Long term muscular back ache is often a sign of a psychosomatic causation, such as in the cases of fibromyalgia or tension myositis syndrome.  For these scenarios, I recommend finding a helpful source of knowledge therapy to overcome the underlying causative condition.
 
For additional information on a wide variety of back pain conditions, please visit my site:  http://www.cure-back-pain.org/

 

Best to you all, Sensei Adam Rostocki 

Concerned about the negative side Effects of Oral Pain Relievers

Ever taken ibuprofen or some other oral pain medication for deep joint pain or a back or shoulder ache, but then been concerned about the potential side effects? Numerous studies have shown that over time, these negative side effects can be severe.

When taken orally, nonsteroidal anti-inflammatory drugs (NSAIDs) such as Ibuprofen, Salicylates such as aspirin and acetaminophen stop the body’s production of mucus in the stomach and digestive track. Lack of mucus in the stomach can result in ulcers, bleeding, indigestion and other stomach problems.

Imunex

If you have concerns about these possible side effects, a viable alternative is to use a unique topical Ibuprofen cream like Ibunex that is used directly on the site of the injury instead. One .2 gram pump of Ibunex contains 10 milligrams of Ibuprofen, 4 milligrams of Glucosamine, 4 milligrams of Chondroitin, 5 milligrams of MSM and 5 milligrams of Bromelain.

While the topical Ibuprofen reduces the swelling and inflammation, the other ingredients work together to start the rehabilitation process. In addition to stopping the pain associated with an injury in the acute stage, topical Ibuprofen is also effective at eliminating the chronic pain associated with long term conditions like tendonitis, carpal tunnel syndrome and tennis elbow.

Those who suffer from chronic joint symptoms may also want to try out Gluconex, a unique topically applied maintenance formula of Glucosamine plus Chondroitin, MSM and Bromelain clinically formulated for topical application of these key ingredients.

Courtesy of ARAcontent

A Customer In His Own Words… Mr. Hoffman

I normally do not volunteer personal information.  However, because your ankle wrap and your service is so outstanding that I will make this exception.


My background:  I am a retired professional Gold Card Certified Fitness Trainer with a strong medical background.  I live in a retirement community of approximately 33,000 people with an average age of 72.  The physical problems for these people range from a torn rotator cuff to arthritis and every thing in between. 


Whenever I am in the gym to do my own workout, I hear of all these problems.  I am not a MD and I do not give medical advice.  However, I do make suggestions and give a definition of the probable cause.  Many people do respect my advice even though they will not see a physician.

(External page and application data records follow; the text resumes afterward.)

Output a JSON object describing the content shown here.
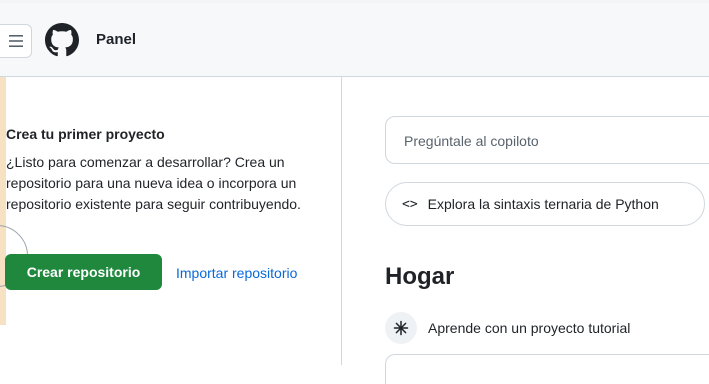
{
  "header": {
    "title": "Panel",
    "menu_icon": "hamburger-menu-icon",
    "logo_icon": "github-logo-icon"
  },
  "left_panel": {
    "heading": "Crea tu primer proyecto",
    "description": "¿Listo para comenzar a desarrollar? Crea un repositorio para una nueva idea o incorpora un repositorio existente para seguir contribuyendo.",
    "create_button": "Crear repositorio",
    "import_link": "Importar repositorio"
  },
  "main": {
    "copilot_placeholder": "Pregúntale al copiloto",
    "suggestion_pill": "Explora la sintaxis ternaria de Python",
    "suggestion_icon": "code-icon",
    "home_title": "Hogar",
    "tutorial_label": "Aprende con un proyecto tutorial",
    "tutorial_icon": "sparkle-icon"
  },
  "colors": {
    "primary_button": "#1f883d",
    "link": "#0969da",
    "border": "#d0d7de",
    "accent_strip": "#f6e1c3"
  }
}
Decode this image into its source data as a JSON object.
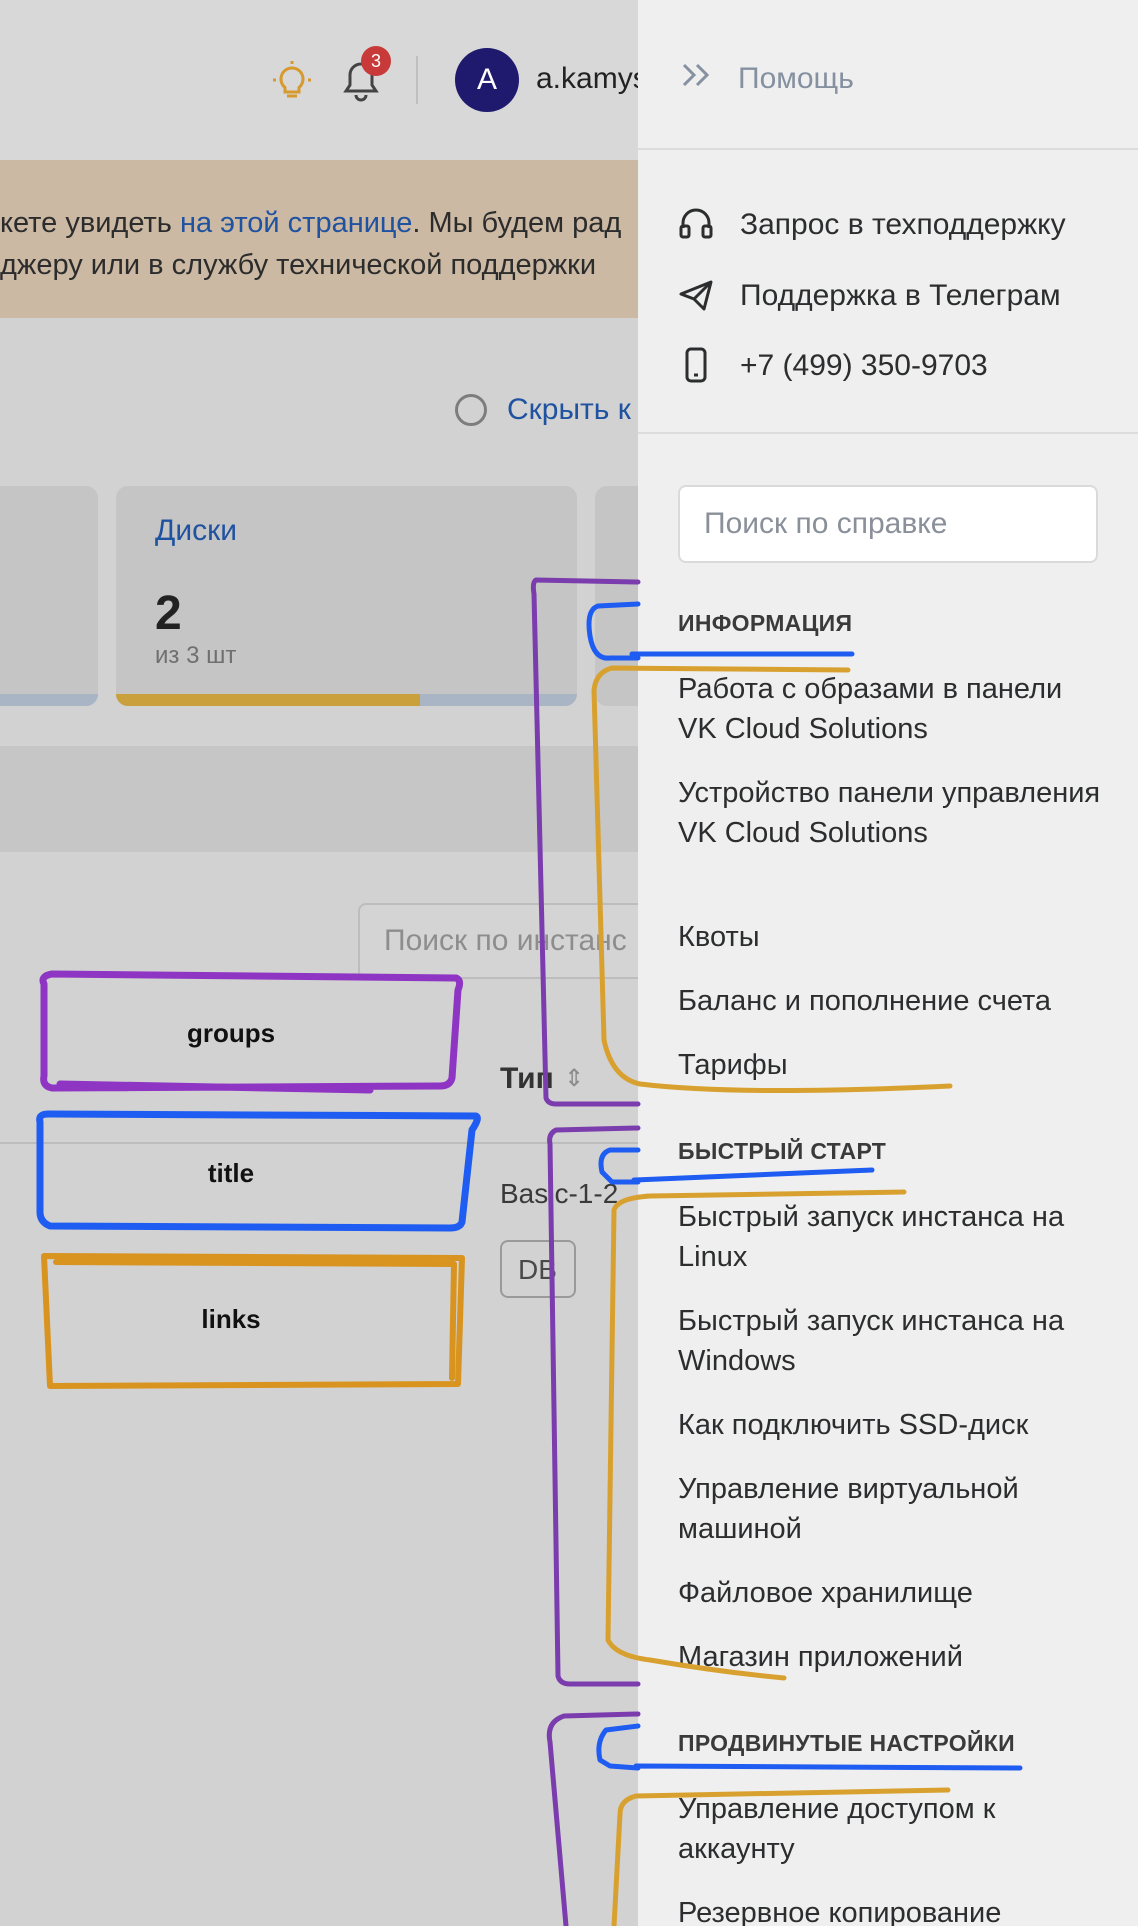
{
  "header": {
    "notifications_count": "3",
    "avatar_letter": "A",
    "username": "a.kamys"
  },
  "banner": {
    "line1_prefix": "кете увидеть ",
    "line1_link": "на этой странице",
    "line1_suffix": ". Мы будем рад",
    "line2": "джеру или в службу технической поддержки"
  },
  "toolbar": {
    "hide_label": "Скрыть к"
  },
  "quota_card": {
    "title": "Диски",
    "value": "2",
    "sub": "из 3 шт",
    "fill": 0.66
  },
  "instances": {
    "search_placeholder": "Поиск по инстанс",
    "col_type": "Тип",
    "row_type": "Basic-1-2",
    "row_tag": "DB"
  },
  "help_panel": {
    "title": "Помощь",
    "contacts": [
      {
        "icon": "headset-icon",
        "label": "Запрос в техподдержку"
      },
      {
        "icon": "telegram-icon",
        "label": "Поддержка в Телеграм"
      },
      {
        "icon": "phone-icon",
        "label": "+7 (499) 350-9703"
      }
    ],
    "search_placeholder": "Поиск по справке",
    "sections": [
      {
        "title": "ИНФОРМАЦИЯ",
        "links": [
          "Работа с образами в панели VK Cloud Solutions",
          "Устройство панели управления VK Cloud Solutions",
          "Квоты",
          "Баланс и пополнение счета",
          "Тарифы"
        ]
      },
      {
        "title": "БЫСТРЫЙ СТАРТ",
        "links": [
          "Быстрый запуск инстанса на Linux",
          "Быстрый запуск инстанса на Windows",
          "Как подключить SSD-диск",
          "Управление виртуальной машиной",
          "Файловое хранилище",
          "Магазин приложений"
        ]
      },
      {
        "title": "ПРОДВИНУТЫЕ НАСТРОЙКИ",
        "links": [
          "Управление доступом к аккаунту",
          "Резервное копирование"
        ]
      }
    ]
  },
  "annotations": {
    "legend": [
      "groups",
      "title",
      "links"
    ],
    "colors": {
      "groups": "#8e35c4",
      "title": "#1f5cf2",
      "links": "#d8941f"
    }
  }
}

I welcome experimentation if it is done with medical knowledge and where the doctors do not have the exact answer.  The Ice Ankle Wrap that I ordered from you is the best one I could find on the Internet or in retail stores.  It fits exactly as I anticipated.  I immediately ordered a second one after trying it out.


Usage:  A member of my family occasionally suffers from edema where the ankles swell to a point of being painful.  Such is the case now but this time it is much more severe due to 3 other contributing factors (all of which could cause edema individually).  The patients knowledgeable physician could only prescribed diuretic pills because there really is no other standard generalized treatment he can offer.


The experiment by me at this time will be both Cryotherapy followed by Thermal Therapy.  I could not find anything through medical research that suggests this is an improper treatment.  However, this combination treatment has had its success on many other conditions.


Proper Cryotherapy is very difficult using the usual household methods (ice in a towel) especially on the joints.  Your ice ankle wrap solves the problem very well and is easy to use.  The 20-minute limit of coldness in your wrap is just right. 


Only time will tell how effective this experiment will be on edema but I do know that the ice ankle wrap has already relieved the pain and some swelling. 


If you want to use this testimony, you have my permission.


                                                   Mr.  Hoffman, Sun City West AZ